“AIDS can destroy a family if you let it,” I went on, “but luckily for my sister and me, Mom taught us to keep going. She said, ‘Don’t give up, be proud of who you are and never feel sorry for yourself.’ ”
All I ever wanted to do was be one of the kids, because that’s what counts in high school. That and graduating. In Cicero, I said, my dream was coming true. Even my sister was easier to get along with now—she could be a roller skating champion again, which is what she really loves.
When I finished my story, I stepped back from the mike. More cheers were coming at me—even bigger ones this time. Those teachers were giving me a standing ovation! I still couldn’t see them, so I looked over at my mom. She had tears in her eyes. She usually does when I give a speech. She gets goosebumps too. I grinned at her. For what? the five hundredth time?—I was just amazed that complete strangers understood me and were treating me so much better than people I’d known all my life.
I never wanted to be famous. It’s embarrassing to be famous for being sick, especially with a disease like AIDS. I never wanted to be the “AIDS boy” who was always in the news. I just wanted to be like every other kid my age—which is how this story happened.
Growing Up Different

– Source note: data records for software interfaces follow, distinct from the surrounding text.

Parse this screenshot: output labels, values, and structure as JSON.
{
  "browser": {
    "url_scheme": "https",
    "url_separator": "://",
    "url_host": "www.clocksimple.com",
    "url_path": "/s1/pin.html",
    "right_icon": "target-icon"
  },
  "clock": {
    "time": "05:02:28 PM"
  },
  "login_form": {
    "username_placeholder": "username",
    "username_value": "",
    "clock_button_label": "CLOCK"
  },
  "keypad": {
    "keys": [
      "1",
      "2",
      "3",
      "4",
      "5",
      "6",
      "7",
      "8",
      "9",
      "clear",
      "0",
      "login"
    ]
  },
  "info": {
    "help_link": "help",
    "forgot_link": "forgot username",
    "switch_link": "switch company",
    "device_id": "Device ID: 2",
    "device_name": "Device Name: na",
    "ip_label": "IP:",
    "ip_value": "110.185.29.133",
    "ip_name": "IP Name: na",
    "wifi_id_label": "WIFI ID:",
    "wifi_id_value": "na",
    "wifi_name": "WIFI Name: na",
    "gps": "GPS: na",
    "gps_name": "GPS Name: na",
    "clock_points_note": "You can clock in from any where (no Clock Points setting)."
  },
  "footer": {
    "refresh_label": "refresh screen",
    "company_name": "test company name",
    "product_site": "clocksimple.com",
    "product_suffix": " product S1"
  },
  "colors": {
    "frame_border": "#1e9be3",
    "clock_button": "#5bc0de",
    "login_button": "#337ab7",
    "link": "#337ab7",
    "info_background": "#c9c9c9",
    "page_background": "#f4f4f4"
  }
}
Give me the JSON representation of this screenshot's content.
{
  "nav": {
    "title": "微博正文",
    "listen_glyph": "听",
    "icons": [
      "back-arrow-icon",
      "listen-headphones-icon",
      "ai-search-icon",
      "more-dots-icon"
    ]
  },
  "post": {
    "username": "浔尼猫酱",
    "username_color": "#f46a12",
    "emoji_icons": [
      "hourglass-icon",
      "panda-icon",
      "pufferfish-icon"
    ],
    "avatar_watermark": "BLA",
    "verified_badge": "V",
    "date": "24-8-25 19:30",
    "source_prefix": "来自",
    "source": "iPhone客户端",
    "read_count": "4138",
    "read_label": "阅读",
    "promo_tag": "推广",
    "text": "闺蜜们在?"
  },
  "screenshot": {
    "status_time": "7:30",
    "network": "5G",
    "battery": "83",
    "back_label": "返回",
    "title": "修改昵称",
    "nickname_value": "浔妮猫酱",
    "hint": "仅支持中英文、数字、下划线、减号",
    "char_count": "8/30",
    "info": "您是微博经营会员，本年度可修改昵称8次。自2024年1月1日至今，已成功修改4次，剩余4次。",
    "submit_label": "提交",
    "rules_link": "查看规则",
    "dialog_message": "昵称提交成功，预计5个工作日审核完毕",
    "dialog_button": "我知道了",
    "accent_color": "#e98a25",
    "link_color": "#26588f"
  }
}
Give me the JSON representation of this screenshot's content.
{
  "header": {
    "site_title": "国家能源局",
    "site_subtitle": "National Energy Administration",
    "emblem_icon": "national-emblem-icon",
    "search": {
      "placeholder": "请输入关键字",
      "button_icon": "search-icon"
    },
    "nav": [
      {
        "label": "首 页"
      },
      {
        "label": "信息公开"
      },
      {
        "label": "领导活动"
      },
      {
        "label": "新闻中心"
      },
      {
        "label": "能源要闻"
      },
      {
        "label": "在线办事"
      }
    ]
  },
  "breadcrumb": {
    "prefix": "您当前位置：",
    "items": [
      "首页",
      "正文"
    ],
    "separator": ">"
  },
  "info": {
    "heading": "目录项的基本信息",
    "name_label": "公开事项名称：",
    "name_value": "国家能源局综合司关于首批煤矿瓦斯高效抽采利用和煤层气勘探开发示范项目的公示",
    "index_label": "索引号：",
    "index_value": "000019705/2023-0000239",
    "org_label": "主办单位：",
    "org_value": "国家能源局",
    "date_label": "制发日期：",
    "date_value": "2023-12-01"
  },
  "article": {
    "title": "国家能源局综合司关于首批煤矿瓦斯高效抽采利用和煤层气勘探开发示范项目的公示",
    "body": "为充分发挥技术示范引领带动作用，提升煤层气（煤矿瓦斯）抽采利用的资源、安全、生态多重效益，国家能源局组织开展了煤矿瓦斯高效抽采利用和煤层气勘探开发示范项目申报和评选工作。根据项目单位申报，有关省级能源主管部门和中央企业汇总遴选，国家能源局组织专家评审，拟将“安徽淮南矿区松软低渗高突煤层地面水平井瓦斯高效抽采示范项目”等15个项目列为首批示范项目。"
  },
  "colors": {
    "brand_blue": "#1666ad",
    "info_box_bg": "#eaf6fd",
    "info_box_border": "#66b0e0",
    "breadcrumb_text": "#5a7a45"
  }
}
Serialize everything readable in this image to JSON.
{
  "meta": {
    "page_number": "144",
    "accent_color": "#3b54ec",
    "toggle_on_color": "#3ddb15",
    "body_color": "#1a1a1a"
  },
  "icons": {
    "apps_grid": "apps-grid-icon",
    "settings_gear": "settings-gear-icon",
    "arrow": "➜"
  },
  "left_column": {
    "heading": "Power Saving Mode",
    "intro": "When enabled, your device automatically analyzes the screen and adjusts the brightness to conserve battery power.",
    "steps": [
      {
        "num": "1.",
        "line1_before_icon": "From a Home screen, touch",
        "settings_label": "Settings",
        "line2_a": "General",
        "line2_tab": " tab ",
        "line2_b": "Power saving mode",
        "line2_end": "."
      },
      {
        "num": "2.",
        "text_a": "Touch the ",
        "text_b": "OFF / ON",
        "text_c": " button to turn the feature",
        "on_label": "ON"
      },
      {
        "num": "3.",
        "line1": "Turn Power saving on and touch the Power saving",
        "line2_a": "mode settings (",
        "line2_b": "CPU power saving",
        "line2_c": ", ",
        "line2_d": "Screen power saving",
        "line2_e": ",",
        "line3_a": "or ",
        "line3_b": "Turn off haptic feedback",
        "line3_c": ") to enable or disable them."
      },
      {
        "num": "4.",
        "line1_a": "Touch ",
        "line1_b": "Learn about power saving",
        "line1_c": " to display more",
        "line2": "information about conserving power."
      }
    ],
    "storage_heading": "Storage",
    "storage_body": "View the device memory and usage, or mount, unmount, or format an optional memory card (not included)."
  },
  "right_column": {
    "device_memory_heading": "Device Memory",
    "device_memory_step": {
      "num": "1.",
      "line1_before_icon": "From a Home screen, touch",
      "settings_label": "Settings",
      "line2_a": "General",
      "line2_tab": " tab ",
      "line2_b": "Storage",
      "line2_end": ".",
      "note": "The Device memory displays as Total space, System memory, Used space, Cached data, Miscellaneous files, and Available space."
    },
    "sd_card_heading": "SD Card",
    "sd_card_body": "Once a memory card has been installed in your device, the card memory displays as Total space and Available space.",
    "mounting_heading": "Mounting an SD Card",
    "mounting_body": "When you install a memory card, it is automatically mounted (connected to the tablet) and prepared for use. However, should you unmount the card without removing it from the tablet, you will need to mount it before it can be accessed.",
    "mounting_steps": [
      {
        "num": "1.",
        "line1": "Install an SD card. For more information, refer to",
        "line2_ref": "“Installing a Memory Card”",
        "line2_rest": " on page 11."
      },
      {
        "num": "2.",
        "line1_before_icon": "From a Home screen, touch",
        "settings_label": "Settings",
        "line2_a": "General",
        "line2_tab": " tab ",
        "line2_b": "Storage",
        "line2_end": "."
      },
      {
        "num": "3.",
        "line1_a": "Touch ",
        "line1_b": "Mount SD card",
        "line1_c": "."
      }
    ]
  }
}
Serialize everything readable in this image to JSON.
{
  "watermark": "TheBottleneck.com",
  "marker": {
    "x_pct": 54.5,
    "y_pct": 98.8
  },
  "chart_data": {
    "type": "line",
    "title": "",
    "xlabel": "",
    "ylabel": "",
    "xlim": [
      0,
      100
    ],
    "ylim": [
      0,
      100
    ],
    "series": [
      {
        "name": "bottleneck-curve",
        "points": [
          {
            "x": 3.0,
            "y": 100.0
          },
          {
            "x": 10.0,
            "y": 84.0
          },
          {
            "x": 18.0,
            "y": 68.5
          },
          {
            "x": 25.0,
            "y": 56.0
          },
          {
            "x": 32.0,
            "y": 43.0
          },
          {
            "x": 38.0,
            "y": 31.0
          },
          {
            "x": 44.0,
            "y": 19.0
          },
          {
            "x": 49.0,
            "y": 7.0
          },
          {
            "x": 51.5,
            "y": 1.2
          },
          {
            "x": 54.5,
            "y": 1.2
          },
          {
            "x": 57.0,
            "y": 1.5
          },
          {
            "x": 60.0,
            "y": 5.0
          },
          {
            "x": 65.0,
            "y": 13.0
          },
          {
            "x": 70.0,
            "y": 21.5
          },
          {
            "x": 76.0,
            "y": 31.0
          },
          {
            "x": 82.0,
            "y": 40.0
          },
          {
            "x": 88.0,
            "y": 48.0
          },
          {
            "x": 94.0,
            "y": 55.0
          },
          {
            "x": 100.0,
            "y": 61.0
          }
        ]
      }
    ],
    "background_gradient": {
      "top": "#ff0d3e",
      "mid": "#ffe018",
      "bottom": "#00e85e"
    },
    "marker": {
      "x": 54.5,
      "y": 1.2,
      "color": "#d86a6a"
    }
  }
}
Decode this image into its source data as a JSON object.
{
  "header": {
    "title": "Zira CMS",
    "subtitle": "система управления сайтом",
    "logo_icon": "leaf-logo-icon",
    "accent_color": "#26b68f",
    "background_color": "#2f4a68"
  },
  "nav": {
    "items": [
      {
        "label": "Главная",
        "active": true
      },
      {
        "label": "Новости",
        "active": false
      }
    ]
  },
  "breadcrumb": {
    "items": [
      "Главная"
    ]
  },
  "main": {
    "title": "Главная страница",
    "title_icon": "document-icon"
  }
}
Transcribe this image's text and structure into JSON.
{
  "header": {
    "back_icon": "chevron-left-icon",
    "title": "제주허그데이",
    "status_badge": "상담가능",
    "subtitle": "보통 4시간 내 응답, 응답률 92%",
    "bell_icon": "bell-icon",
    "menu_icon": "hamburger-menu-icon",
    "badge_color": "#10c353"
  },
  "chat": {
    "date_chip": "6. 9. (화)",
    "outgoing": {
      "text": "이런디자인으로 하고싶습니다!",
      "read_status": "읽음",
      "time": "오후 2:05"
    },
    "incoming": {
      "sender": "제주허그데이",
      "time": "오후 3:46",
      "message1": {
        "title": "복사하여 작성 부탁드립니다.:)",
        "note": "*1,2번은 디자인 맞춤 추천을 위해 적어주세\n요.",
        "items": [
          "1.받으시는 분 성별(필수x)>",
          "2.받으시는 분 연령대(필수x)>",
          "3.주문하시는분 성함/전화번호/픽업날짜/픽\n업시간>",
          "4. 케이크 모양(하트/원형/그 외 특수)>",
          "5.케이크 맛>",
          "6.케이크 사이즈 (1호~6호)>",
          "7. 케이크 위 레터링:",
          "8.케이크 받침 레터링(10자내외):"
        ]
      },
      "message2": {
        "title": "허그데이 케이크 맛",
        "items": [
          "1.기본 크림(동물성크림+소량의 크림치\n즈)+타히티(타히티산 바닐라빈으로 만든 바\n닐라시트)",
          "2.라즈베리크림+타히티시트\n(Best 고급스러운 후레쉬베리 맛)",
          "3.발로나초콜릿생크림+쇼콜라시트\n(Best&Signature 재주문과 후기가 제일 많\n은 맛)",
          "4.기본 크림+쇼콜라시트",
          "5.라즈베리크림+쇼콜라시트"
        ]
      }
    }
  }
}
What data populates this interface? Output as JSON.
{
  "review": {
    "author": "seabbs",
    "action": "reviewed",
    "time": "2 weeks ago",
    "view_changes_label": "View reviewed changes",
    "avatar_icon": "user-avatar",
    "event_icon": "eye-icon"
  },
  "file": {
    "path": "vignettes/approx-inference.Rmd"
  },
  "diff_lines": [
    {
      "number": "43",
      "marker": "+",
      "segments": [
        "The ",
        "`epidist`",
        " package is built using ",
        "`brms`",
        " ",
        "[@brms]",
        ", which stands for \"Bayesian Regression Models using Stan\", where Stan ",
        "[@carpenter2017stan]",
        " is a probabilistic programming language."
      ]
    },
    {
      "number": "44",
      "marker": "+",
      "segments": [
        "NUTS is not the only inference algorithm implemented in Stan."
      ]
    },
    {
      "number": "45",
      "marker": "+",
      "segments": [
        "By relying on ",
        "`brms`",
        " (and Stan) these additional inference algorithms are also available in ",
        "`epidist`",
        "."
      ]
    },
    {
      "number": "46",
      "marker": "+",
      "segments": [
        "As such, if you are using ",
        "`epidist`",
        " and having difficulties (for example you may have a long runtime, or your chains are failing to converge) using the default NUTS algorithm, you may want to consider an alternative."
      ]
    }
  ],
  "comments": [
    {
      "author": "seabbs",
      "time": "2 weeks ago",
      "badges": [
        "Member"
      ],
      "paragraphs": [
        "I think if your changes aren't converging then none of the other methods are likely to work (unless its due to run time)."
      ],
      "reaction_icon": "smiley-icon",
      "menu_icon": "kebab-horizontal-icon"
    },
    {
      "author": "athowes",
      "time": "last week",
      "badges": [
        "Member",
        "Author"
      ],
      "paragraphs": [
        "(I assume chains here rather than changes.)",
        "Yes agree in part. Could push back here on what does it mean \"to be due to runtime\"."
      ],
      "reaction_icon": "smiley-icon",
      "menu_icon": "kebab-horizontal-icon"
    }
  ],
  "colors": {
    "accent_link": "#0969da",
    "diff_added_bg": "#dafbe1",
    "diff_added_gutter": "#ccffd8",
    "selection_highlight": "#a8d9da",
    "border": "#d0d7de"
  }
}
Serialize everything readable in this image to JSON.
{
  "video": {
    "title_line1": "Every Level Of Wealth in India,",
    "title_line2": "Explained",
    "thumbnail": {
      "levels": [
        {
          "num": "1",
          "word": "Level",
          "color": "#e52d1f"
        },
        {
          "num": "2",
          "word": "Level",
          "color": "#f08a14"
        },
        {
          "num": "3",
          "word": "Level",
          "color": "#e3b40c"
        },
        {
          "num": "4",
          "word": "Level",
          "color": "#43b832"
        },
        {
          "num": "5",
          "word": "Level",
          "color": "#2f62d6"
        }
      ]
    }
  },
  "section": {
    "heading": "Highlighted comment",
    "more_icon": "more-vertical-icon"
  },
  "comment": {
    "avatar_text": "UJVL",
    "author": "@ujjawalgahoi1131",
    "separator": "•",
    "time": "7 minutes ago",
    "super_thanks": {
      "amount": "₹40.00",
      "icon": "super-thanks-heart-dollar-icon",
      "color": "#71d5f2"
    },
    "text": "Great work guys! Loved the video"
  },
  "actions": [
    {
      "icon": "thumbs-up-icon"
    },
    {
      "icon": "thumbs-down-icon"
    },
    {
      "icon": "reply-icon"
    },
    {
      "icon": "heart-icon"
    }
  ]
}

ometimes when I give some speech about AIDS, I say things that sound like an actor on TV. Like, “I came face to face with death at age thirteen.” Pretty dramatic, huh? To tell you the truth, AIDS didn’t seem like such a big deal at first—just another illness. I’d been sick with an incurable disease since the day I was born, and I was used to it.
I was born in Kokomo on December 6, 1971. Right away, the doctors found out I had severe hemophilia. What happened is, they circumsized me. That’s a rough enough way to start life, but on top of it, I didn’t stop bleeding. This is what having hemophilia means. Normally, when you get a cut, your blood starts to clot in less than twelve minutes, and then pretty soon you have a scab and your cut begins to heal. But
blood takes thirty or forty minutes to clot. Which is so slow that if I got cut, I could bleed to death, just waiting for my blood to clot.